  5. Protective Orders, Including Potential Cost Shifting.  If the case requires a Protective Order in advance of discovery, aim to negotiate the order early.  If feasible, mention the need for Protective Orders in the Form 52 Report, and provide any consent order to the magistrate along with the Form 52 Report.   Pending Rule amendments include mention of discovery cost shifting as an appropriate issue for a Protective Order.   Recent case law directs that cost shifting will not be addressed in any significant way in a post-trial cost petition.   There, the time to introduce the issue is as early as possible, which would be the Form 52 Report.
  6.  Stipulation that ECF Service is the Equivalent of Personal Service.    The 1-Week Discovery Sprint is one way in which the EDVa Court keeps the docket moving at warp speed.   See R. Larson, The 1-Week EDVa Discovery Spring: From Filing to Ruling in 7½ Frantic Days (EDVa Update Blog , June 4, 2014).   But the sprint process only works if there is personal service on the opposing party or counsel before 5 p.m. on the first Friday before the proposed hearing.  This can be difficult if the opposing counsel is not nearby—good luck in getting the messenger from Alexandria to the far side of Tysons Corner before 5 p.m. on a Friday afternoon in July.Consider including in the Form 52 Report a stipulation that for purposes of discovery motions, ECF filing and service is the equivalent of personal service under Rule 5(b)(2)(A).  You can go one step further and stipulate to the waiver of the additional 3 days that accompanies ECF service under Rule 6(d).  Either or both of these steps should keep open the 1-Week Sprint option on motions to compel discovery.
  7. Special Discovery Issues.  If you have discovery requirements or issues that may be unique to the case, get them before the Court in the Form 52 Report.  For example, if you expect to take more than one Rule 30(b)(6) deposition of a party, perhaps confirm that the first deposition will not bar the second.   Or, if you foresee that your case requires more than five depositions, put the issue before the magistrate judge early
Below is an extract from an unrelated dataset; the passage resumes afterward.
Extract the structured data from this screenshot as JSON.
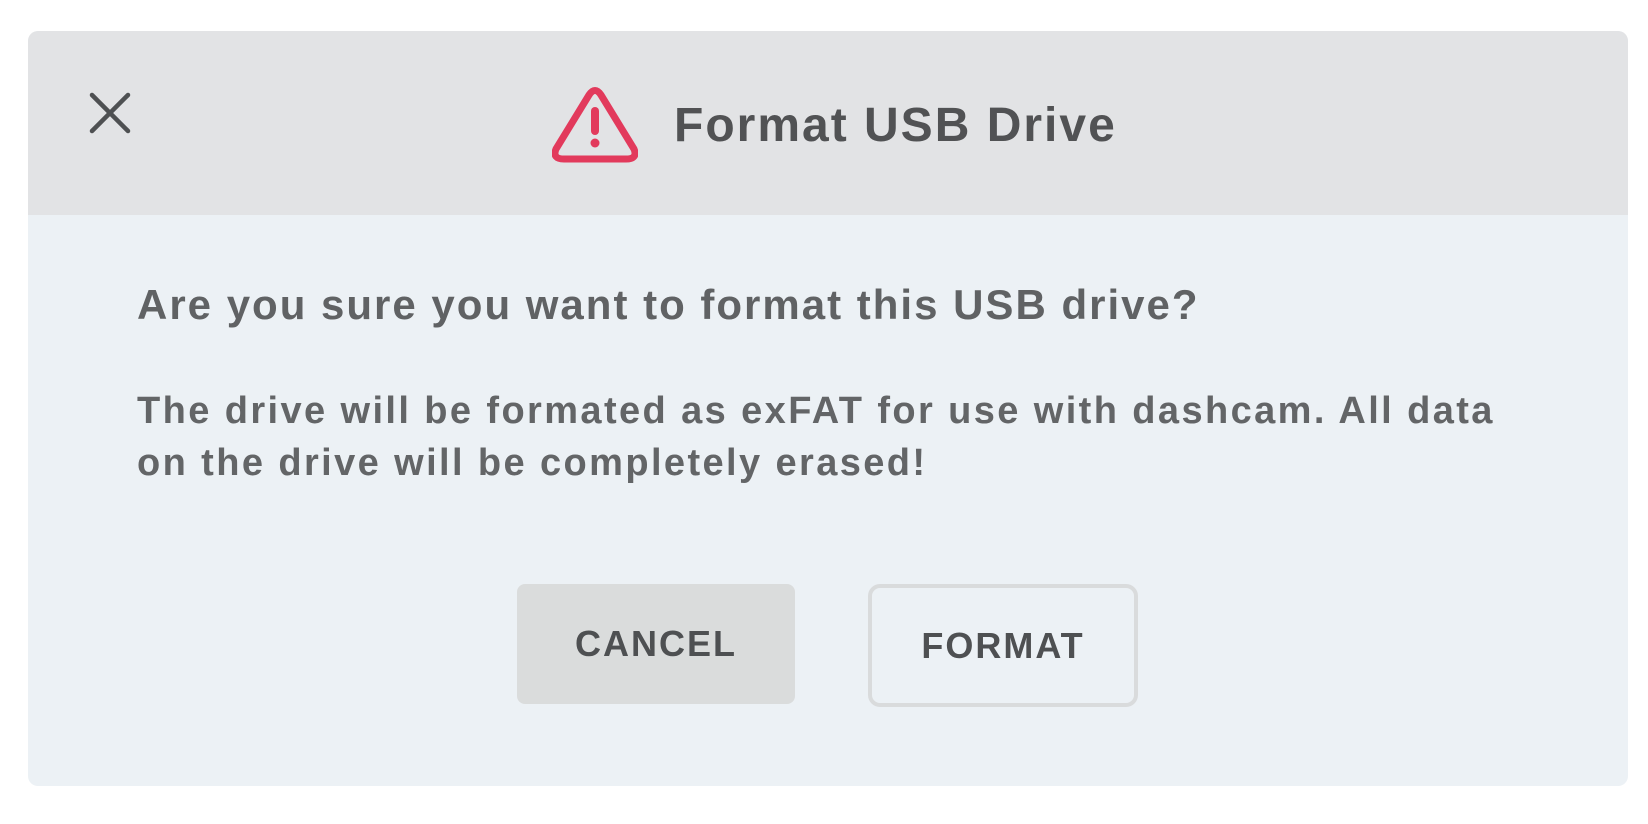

Summary Discovery arrives quickly in the EDVa Courts, and at least in the Alexandria Division, it all takes place within a 16-18 week window.   Since much of the discovery process will be governed by the Rule 16(b) Scheduling Order, counsel should consider using the Form 52 Report as the mechanism to get significant issues before the magistrate judge and perhaps included in the Scheduling Order.   And even if the Scheduling Order does not cover all the desired issues, you may want to at least raise the issues in the Form 52 Report so that when you later find yourself before the magistrate, you can show where the issues were previously raised—along with your positions.